By TOM GODFREY
Some Ontario secondary school students will be learning how to stand up for their rights from an updated guide specially compiled to mark the UN International Human Rights Day.
A new and improved edition of a popular school package, Teaching Human Rights in Ontario (THRIO), was recently released by the Ontario Human Rights Commission to mark the UN’s Human Rights Day.
OHRC Chief Commissioner Barbara Hall said the third edition of the Ontario Human Rights Code has been updated to reflect the many changes that have happened in human rights in the past decade.
Hall, in a statement, said in June 2012 the Code was updated to ban discrimination based on the new grounds of gender identity and gender expression.
“We live in challenging times,” the former Toronto mayor said. “As our society becomes more diverse, the human rights challenges we face become more complex.”

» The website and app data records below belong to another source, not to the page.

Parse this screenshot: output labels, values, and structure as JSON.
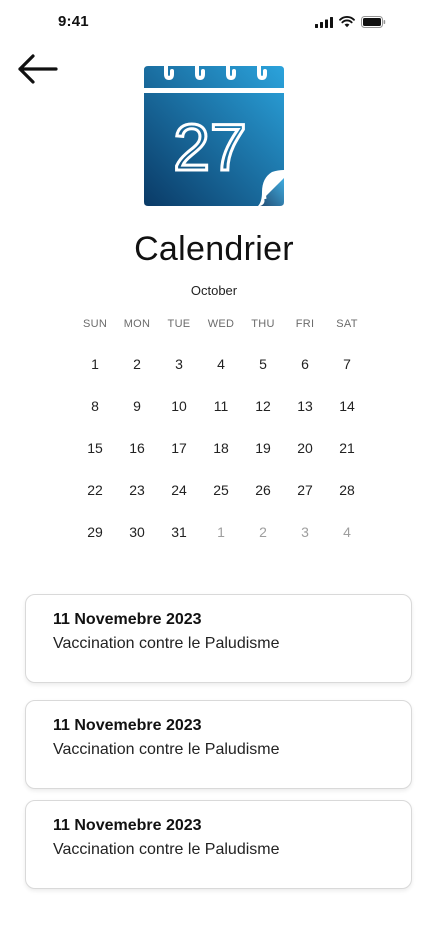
{
  "status_bar": {
    "time": "9:41",
    "icons": [
      "cellular-signal-icon",
      "wifi-icon",
      "battery-icon"
    ]
  },
  "header": {
    "back_icon": "back-arrow-icon",
    "calendar_icon_day": "27",
    "title": "Calendrier"
  },
  "calendar": {
    "month": "October",
    "weekdays": [
      "SUN",
      "MON",
      "TUE",
      "WED",
      "THU",
      "FRI",
      "SAT"
    ],
    "weeks": [
      [
        {
          "d": "1",
          "muted": false
        },
        {
          "d": "2",
          "muted": false
        },
        {
          "d": "3",
          "muted": false
        },
        {
          "d": "4",
          "muted": false
        },
        {
          "d": "5",
          "muted": false
        },
        {
          "d": "6",
          "muted": false
        },
        {
          "d": "7",
          "muted": false
        }
      ],
      [
        {
          "d": "8",
          "muted": false
        },
        {
          "d": "9",
          "muted": false
        },
        {
          "d": "10",
          "muted": false
        },
        {
          "d": "11",
          "muted": false
        },
        {
          "d": "12",
          "muted": false
        },
        {
          "d": "13",
          "muted": false
        },
        {
          "d": "14",
          "muted": false
        }
      ],
      [
        {
          "d": "15",
          "muted": false
        },
        {
          "d": "16",
          "muted": false
        },
        {
          "d": "17",
          "muted": false
        },
        {
          "d": "18",
          "muted": false
        },
        {
          "d": "19",
          "muted": false
        },
        {
          "d": "20",
          "muted": false
        },
        {
          "d": "21",
          "muted": false
        }
      ],
      [
        {
          "d": "22",
          "muted": false
        },
        {
          "d": "23",
          "muted": false
        },
        {
          "d": "24",
          "muted": false
        },
        {
          "d": "25",
          "muted": false
        },
        {
          "d": "26",
          "muted": false
        },
        {
          "d": "27",
          "muted": false
        },
        {
          "d": "28",
          "muted": false
        }
      ],
      [
        {
          "d": "29",
          "muted": false
        },
        {
          "d": "30",
          "muted": false
        },
        {
          "d": "31",
          "muted": false
        },
        {
          "d": "1",
          "muted": true
        },
        {
          "d": "2",
          "muted": true
        },
        {
          "d": "3",
          "muted": true
        },
        {
          "d": "4",
          "muted": true
        }
      ]
    ]
  },
  "events": [
    {
      "date": "11 Novemebre 2023",
      "title": "Vaccination contre le Paludisme"
    },
    {
      "date": "11 Novemebre 2023",
      "title": "Vaccination contre le Paludisme"
    },
    {
      "date": "11 Novemebre 2023",
      "title": "Vaccination contre le Paludisme"
    }
  ],
  "colors": {
    "icon_gradient_top": "#2ba3dc",
    "icon_gradient_bottom": "#0a3a66",
    "text": "#111111",
    "muted_text": "#9e9e9e",
    "card_border": "#d9d9d9"
  }
}
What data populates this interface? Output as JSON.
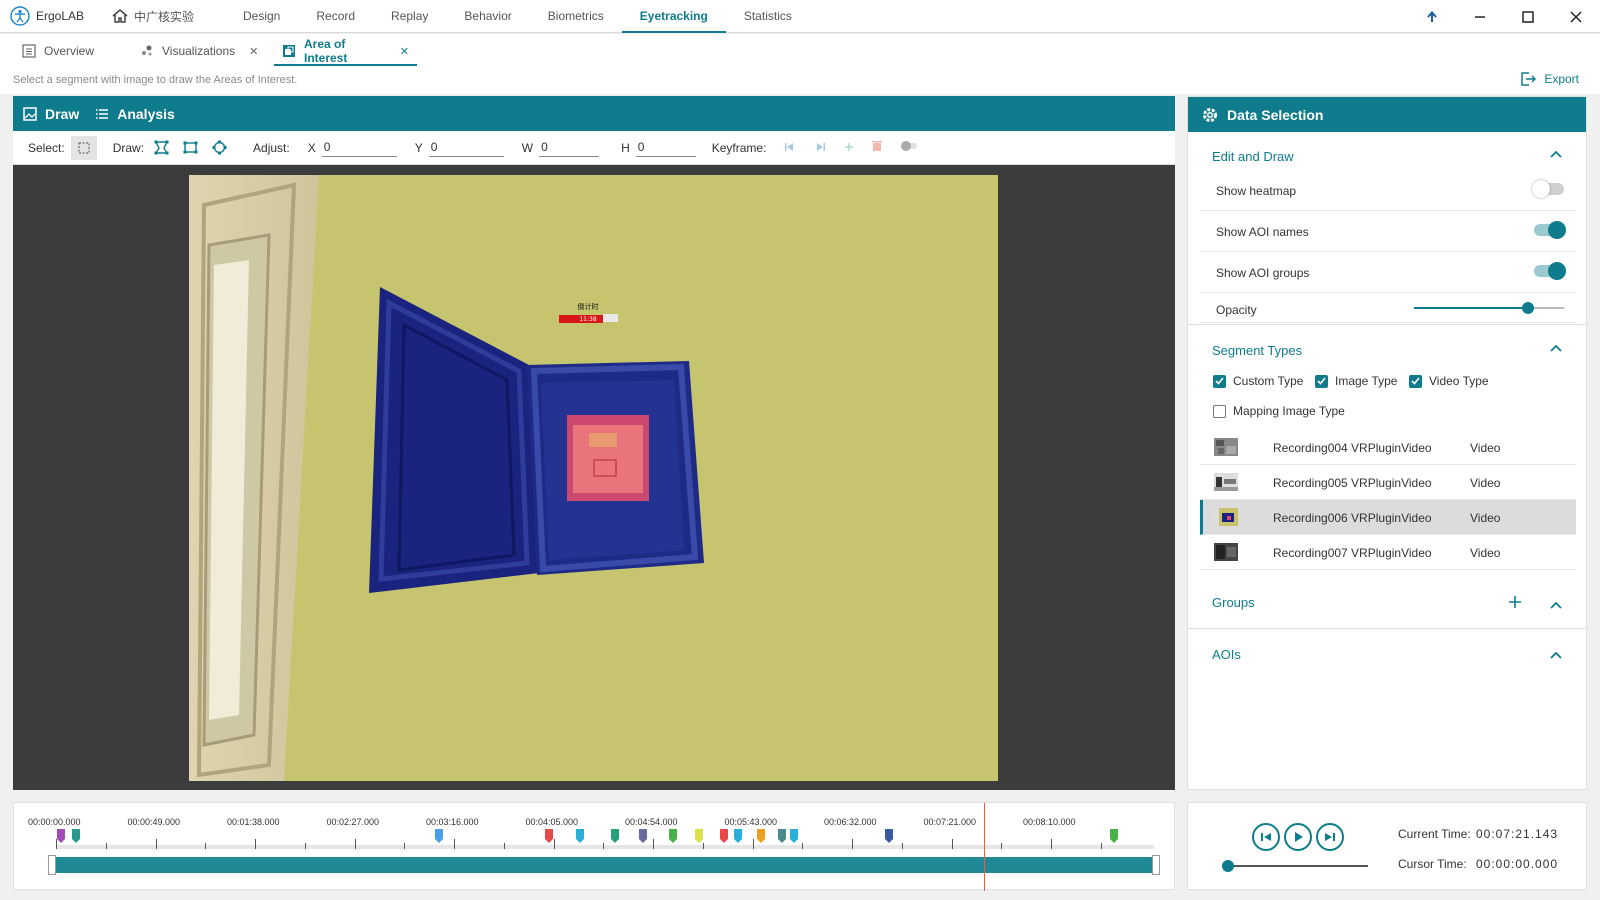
{
  "app": {
    "name": "ErgoLAB",
    "home_label": "中广核实验"
  },
  "nav": [
    "Design",
    "Record",
    "Replay",
    "Behavior",
    "Biometrics",
    "Eyetracking",
    "Statistics"
  ],
  "nav_active": "Eyetracking",
  "tabs": [
    {
      "label": "Overview",
      "icon": "overview-icon",
      "closable": false
    },
    {
      "label": "Visualizations",
      "icon": "visualizations-icon",
      "closable": true
    },
    {
      "label": "Area of Interest",
      "icon": "aoi-icon",
      "closable": true,
      "active": true
    }
  ],
  "hint": "Select a segment with image to draw the Areas of Interest.",
  "export_label": "Export",
  "left_header": {
    "draw": "Draw",
    "analysis": "Analysis"
  },
  "toolbar": {
    "select_label": "Select:",
    "draw_label": "Draw:",
    "adjust_label": "Adjust:",
    "x_label": "X",
    "x_value": "0",
    "y_label": "Y",
    "y_value": "0",
    "w_label": "W",
    "w_value": "0",
    "h_label": "H",
    "h_value": "0",
    "keyframe_label": "Keyframe:"
  },
  "scene": {
    "sign_text": "倒计时",
    "sign_time": "11:38"
  },
  "data_selection": {
    "title": "Data Selection",
    "edit_draw": {
      "title": "Edit and Draw",
      "show_heatmap": {
        "label": "Show heatmap",
        "on": false
      },
      "show_aoi_names": {
        "label": "Show AOI names",
        "on": true
      },
      "show_aoi_groups": {
        "label": "Show AOI groups",
        "on": true
      },
      "opacity": {
        "label": "Opacity",
        "value": 0.76
      }
    },
    "segment_types": {
      "title": "Segment Types",
      "options": [
        {
          "label": "Custom Type",
          "checked": true
        },
        {
          "label": "Image Type",
          "checked": true
        },
        {
          "label": "Video Type",
          "checked": true
        },
        {
          "label": "Mapping Image Type",
          "checked": false
        }
      ],
      "recordings": [
        {
          "name": "Recording004 VRPluginVideo",
          "type": "Video",
          "selected": false
        },
        {
          "name": "Recording005 VRPluginVideo",
          "type": "Video",
          "selected": false
        },
        {
          "name": "Recording006 VRPluginVideo",
          "type": "Video",
          "selected": true
        },
        {
          "name": "Recording007 VRPluginVideo",
          "type": "Video",
          "selected": false
        }
      ]
    },
    "groups_title": "Groups",
    "aois_title": "AOIs"
  },
  "timeline": {
    "labels": [
      "00:00:00.000",
      "00:00:49.000",
      "00:01:38.000",
      "00:02:27.000",
      "00:03:16.000",
      "00:04:05.000",
      "00:04:54.000",
      "00:05:43.000",
      "00:06:32.000",
      "00:07:21.000",
      "00:08:10.000"
    ],
    "marker_colors": [
      "#a64ab8",
      "#2a9a8f",
      "#4aa0e8",
      "#e84a4a",
      "#2ab0d8",
      "#2aa07a",
      "#6a6aa0",
      "#4ab04a",
      "#d8e04a",
      "#e84a4a",
      "#2ab0d8",
      "#f0a020",
      "#4a8a8a",
      "#2ab0d8",
      "#3a5aa0",
      "#4ab04a"
    ],
    "cursor_time": "00:07:21.000"
  },
  "player": {
    "current_label": "Current Time:",
    "current_value": "00:07:21.143",
    "cursor_label": "Cursor Time:",
    "cursor_value": "00:00:00.000"
  },
  "colors": {
    "accent": "#0e7c8c",
    "cursor": "#f05a3a"
  }
}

Commission spokeswoman Afroze Edwards told Share the package includes information and activities to help students distinguish between appropriate and inappropriate behaviour under the Code.

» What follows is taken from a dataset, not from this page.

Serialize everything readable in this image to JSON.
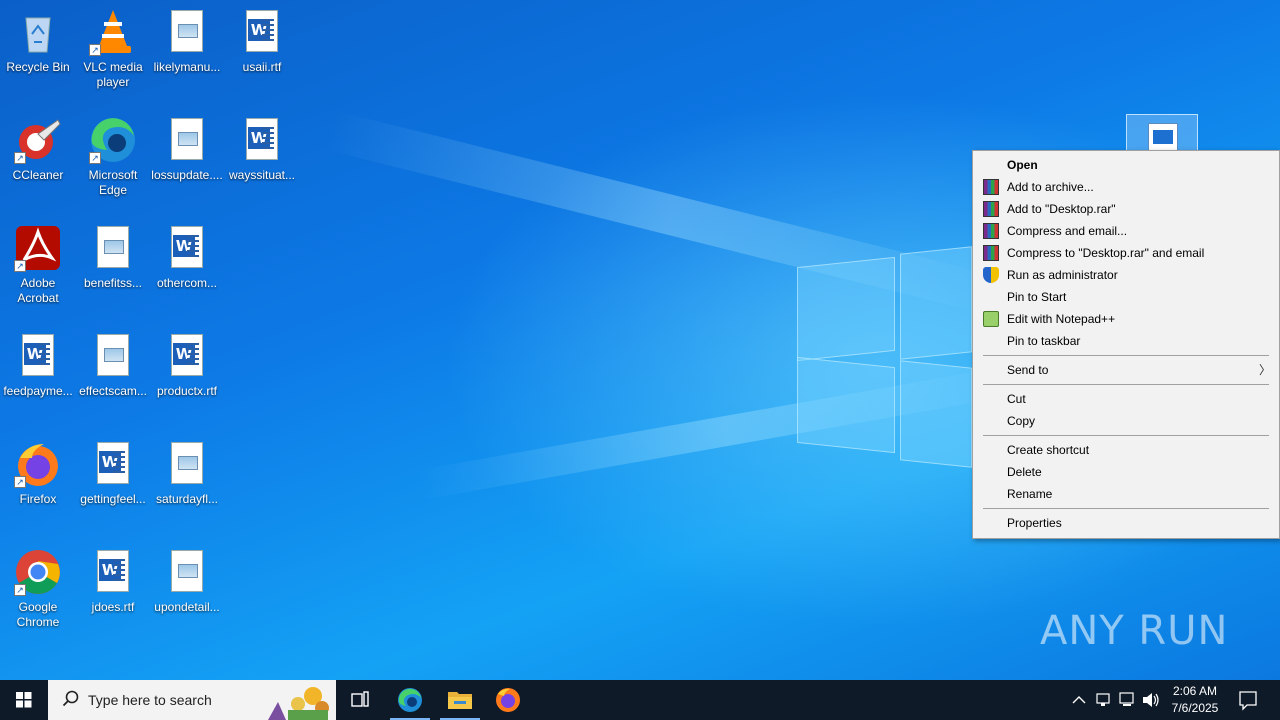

Edwards said most situations used in the guide are based on real-life cases at the Human Rights Tribunal of Ontario or the courts.

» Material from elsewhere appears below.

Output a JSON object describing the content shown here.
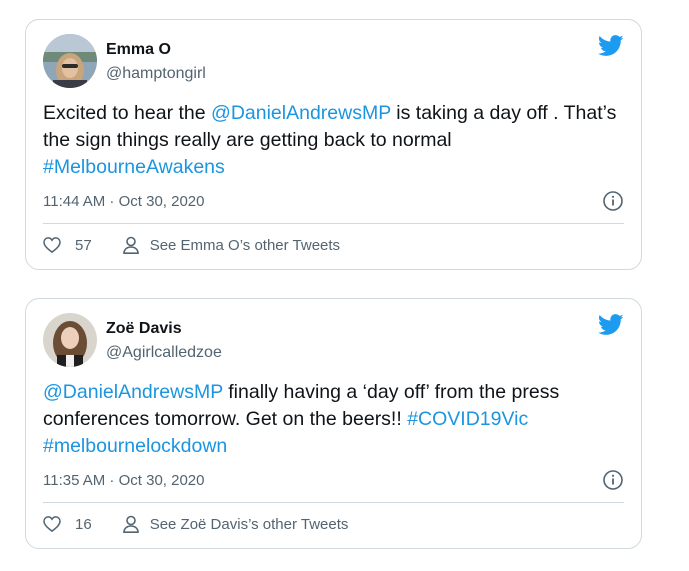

“This edition focuses on Ontario’s Human Rights Code, its human rights system, and recent developments in human rights policy and case law,” Edwards said.
A Students’ Handouts section includes a quiz on human rights, five fact sheets and 12 case studies to help students increase their awareness of the Code, their rights and responsibilities under the law and how to protect those rights.
Edwards said the package has links to the Commission’s Living Rights Project, a web-based virtual library that features interviews with human rights leaders and people who share their human rights experiences.
“The guide offers links to human rights experiences from the past,” according to the OHRC website. “These stories serve as vivid life-learning lessons that can help advance human rights in the future…”
OHRC officials said the package can be used by secondary school teachers for law, history and civics courses or by co-op education programs. It can also be used in other high school courses, such as media studies.
The OHRC is one of three agencies that make up Ontario’s human rights system. The other branches are the Human Rights Tribunal of Ontario and the Human Rights Legal Support Centre.
The package is available on the Commission’s website at www.ohrc.on.ca and printed copies are available in English and French.